[[ Supplied data open ]]

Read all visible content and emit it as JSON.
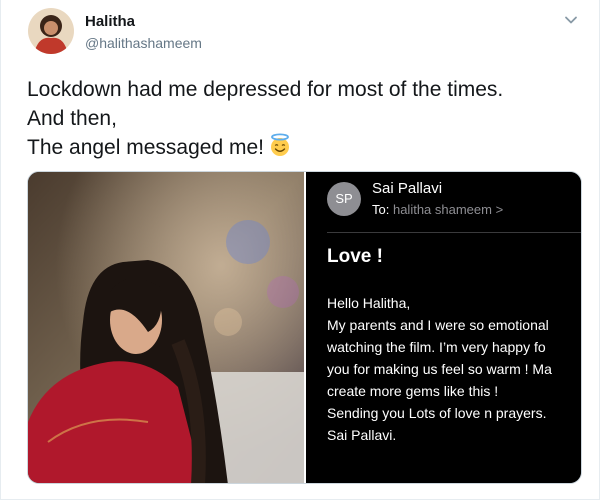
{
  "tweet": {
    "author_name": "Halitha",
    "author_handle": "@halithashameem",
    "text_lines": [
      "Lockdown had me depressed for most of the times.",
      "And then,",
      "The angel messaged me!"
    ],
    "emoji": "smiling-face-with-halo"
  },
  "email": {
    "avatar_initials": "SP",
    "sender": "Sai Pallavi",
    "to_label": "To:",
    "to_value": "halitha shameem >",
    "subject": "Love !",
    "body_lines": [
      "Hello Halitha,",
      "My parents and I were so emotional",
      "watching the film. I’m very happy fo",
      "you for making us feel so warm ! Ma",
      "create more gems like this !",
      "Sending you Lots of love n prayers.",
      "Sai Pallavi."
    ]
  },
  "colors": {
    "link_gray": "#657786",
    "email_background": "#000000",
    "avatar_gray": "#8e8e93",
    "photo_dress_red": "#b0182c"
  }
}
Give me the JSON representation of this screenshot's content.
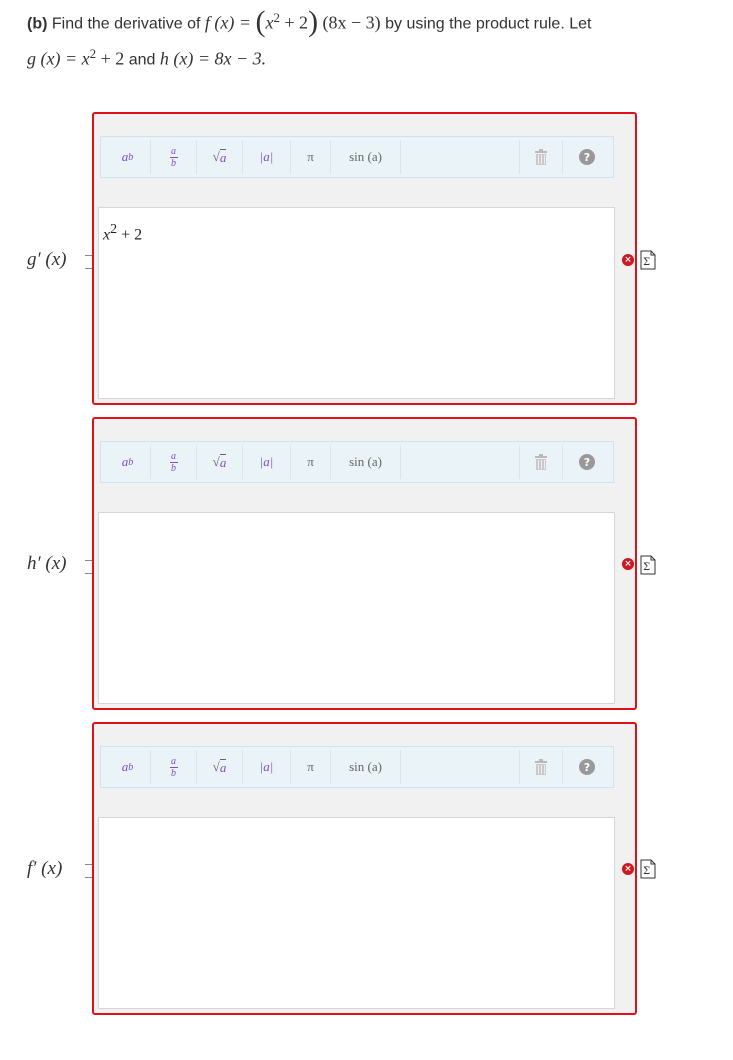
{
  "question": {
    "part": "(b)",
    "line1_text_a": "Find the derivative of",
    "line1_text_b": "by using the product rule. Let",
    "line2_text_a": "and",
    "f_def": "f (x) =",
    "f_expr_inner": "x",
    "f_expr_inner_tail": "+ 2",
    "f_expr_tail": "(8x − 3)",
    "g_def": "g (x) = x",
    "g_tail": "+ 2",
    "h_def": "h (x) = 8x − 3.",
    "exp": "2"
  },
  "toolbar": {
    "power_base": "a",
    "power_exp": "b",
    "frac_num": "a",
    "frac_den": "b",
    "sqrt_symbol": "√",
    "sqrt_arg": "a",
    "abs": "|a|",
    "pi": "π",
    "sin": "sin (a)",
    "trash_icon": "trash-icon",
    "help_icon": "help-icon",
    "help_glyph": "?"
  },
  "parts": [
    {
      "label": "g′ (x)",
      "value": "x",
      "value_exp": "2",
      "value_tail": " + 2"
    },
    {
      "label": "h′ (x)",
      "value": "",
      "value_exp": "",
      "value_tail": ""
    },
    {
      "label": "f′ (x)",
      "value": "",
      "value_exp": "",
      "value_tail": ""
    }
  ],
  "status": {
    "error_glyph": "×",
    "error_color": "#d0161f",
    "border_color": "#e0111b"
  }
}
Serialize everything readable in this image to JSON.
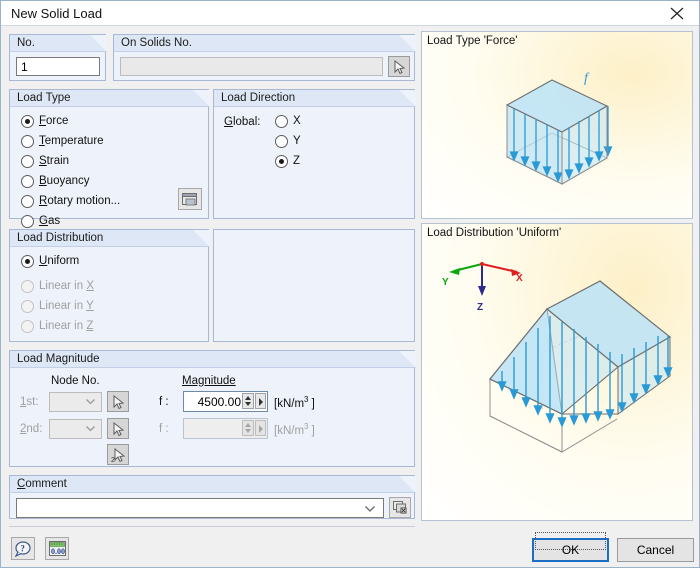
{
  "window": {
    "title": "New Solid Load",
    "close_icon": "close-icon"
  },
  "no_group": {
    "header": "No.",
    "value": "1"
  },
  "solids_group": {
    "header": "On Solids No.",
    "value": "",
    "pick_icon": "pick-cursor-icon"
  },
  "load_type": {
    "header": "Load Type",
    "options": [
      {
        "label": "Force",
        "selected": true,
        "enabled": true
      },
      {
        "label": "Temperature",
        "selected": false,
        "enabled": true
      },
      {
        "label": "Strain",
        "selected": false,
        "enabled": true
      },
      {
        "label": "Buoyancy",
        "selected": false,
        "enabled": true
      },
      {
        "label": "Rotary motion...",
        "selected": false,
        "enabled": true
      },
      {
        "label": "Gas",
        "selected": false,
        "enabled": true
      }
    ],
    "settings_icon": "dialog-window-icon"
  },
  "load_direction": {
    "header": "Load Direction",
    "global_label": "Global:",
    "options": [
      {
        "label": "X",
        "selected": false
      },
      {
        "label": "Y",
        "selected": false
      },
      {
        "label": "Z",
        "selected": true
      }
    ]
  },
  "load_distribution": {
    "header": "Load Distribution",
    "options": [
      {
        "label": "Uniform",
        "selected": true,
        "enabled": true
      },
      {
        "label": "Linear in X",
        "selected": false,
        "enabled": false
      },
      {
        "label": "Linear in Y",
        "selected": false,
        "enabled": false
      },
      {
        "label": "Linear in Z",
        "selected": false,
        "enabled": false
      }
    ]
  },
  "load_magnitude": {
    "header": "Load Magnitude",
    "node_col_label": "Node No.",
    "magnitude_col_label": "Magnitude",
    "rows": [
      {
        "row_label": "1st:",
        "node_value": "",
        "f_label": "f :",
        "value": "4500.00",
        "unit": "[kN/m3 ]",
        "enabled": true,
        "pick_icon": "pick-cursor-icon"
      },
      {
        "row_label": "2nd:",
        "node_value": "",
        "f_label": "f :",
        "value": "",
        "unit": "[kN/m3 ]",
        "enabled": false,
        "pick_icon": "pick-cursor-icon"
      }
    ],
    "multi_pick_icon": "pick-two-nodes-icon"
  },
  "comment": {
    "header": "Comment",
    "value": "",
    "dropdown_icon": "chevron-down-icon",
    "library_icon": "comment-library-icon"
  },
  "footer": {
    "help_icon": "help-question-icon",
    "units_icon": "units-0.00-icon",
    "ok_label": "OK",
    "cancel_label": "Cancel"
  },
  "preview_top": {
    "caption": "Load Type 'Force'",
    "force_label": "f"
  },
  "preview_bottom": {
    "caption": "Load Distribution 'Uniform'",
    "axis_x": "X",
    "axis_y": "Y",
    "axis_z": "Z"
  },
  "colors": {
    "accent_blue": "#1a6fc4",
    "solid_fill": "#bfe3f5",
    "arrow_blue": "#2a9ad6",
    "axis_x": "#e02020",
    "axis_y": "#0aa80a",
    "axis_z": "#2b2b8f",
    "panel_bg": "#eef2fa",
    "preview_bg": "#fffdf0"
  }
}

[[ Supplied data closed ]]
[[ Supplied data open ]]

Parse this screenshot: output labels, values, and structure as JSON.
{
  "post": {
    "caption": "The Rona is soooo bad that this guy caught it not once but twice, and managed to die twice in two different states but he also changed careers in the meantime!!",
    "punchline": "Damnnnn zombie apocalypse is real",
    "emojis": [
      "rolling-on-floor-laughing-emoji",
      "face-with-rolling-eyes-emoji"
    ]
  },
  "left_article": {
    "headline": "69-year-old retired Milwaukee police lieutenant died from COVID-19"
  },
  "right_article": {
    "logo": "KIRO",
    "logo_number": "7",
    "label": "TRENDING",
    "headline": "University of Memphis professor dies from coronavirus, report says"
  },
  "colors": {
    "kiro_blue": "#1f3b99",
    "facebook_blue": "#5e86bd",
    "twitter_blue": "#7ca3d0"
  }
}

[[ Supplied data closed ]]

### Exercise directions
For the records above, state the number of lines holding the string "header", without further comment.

### Problem solution
7